A brush with

T.S Eliot and tinnitus: Philip Hoare on his biggest cultural influences

The writer tells us about his favourite books, artists and music

Philip Hoare © Jeroen Hoekendijk

Philip Hoare © Jeroen Hoekendijk

If you could live with just one work of art, what would it be?

Under a perspex box in London’s National Gallery stands Dürer’s Saint Jerome in the Wilderness (around 1496). It’s a votive object, an icon, barely bigger than a paperback book. The saint is in the desert, beating his chest with a stone. His enigmatic lion, whose golden paw Jerome has dethorned, looks on. But turn it over and there’s a big surprise: Dürer’s exploding comet, a vision of the big bang, bursting out of its ebony frame. When I first saw it, I nearly tucked it under my coat and walked out with it.

Which cultural experience changed the way you see the world?

Bowie’s Isolar tour (1976). A screen showed Un Chien Andalou [the 1929 film by Luis Buñuel and Salvador Dalí], as Kraftwerk’s Radioactivity (1975) played, then the Thin White Duke walked onstage in Weimar monochrome, caged in fluorescent strip lights, throwing darts in lovers’ eyes. He was Prospero, about to drown his books out of despair. We were together, alone. As I left, I saw Steve Severin and Siouxsie Sioux [of the band Siouxsie and the Banshees] behind me. I was a suburban boy from Southampton when I went in. I was a person from the future when I came out.

Which book most challenged your thinking?

Herman Melville’s Moby-Dick (1851). The whole of the world in the shape of the whale. The whales I really saw in front of me, in the ocean; the whales I see constantly, in my head [Hoare is pictured looking through the eye of a whale]. Grand hooded phantoms, as Melville’s unreliable narrator, Ishmael, saw them, before he jumped into bed with Queequeg.

Which writers or poets do you return to the most?

For the city: T.S. Eliot. For the natural world: Marianne Moore. For despair and joy: Herman Melville.

What music or other audio do you listen to as you work?

Tinnitus, a legacy of my misspent past as a troglodyte in nightclubs, has overridden the aural for me, sadly. And I need silence to write. So now I sit there with only the birds outside my window and the ringing inside my head. Noise annoys (cf. Buzzcocks, 1978). I console myself by imagining the sound of the ocean in a shell.

What are you watching, listening to or following that you would recommend?

Patti Smith singing Hard Rain for Dylan’s Nobel investiture [in 2016]. The distance between her voice and the words and the bejewelled audience is almost Renaissance in its excess. (I also like, heretically, Bryan Ferry’s camp version from 1973.) And in a further counterpoint, another piece of searing poetry: James Baldwin’s acidic address to the Oxford Union, 1965.

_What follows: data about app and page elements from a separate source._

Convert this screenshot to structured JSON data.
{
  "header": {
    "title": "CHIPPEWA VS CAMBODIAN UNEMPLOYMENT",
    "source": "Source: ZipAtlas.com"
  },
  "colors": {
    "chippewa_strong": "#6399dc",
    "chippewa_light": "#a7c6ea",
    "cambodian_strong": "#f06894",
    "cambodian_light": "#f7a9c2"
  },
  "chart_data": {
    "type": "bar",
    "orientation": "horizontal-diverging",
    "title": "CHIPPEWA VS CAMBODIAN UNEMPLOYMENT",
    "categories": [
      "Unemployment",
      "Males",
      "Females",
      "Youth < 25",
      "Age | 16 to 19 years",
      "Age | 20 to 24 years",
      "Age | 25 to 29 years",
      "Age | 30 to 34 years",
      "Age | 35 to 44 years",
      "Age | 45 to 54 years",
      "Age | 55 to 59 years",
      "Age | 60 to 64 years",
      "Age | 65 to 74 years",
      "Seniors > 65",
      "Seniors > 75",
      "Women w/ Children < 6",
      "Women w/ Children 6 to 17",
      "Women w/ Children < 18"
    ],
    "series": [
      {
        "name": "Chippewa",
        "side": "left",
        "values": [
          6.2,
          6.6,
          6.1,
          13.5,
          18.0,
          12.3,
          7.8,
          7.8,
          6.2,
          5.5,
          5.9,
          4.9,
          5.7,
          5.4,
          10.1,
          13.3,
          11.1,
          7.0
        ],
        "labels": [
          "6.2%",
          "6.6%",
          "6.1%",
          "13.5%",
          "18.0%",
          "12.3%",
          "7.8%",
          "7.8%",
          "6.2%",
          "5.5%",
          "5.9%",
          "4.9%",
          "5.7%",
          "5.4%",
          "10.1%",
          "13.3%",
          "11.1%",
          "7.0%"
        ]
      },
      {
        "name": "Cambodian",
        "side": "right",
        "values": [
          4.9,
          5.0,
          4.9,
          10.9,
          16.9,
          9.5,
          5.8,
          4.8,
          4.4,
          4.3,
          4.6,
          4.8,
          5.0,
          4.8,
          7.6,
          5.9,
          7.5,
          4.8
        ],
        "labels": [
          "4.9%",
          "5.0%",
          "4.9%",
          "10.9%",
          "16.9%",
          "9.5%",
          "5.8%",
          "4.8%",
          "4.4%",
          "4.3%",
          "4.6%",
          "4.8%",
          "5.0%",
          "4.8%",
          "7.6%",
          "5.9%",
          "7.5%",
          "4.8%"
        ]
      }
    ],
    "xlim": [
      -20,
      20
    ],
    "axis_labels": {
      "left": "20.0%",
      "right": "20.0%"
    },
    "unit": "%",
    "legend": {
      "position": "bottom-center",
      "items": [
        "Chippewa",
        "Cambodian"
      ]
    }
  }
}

What is art for?

As Virginia Woolf said of reading: it’s not a passive act. It’s something you have to do. It’s not separate from what we are. Like the sea where I swim every day, it’s always there, but sometimes not.

• Philip Hoare, Albert and the Whale, Fourth Estate, 304pp, £16.99/$28.95 hb

• Philip Hoare is an English writer specialising in history and biography and is a professor of creative writing at the University of Southhampton @philipwhale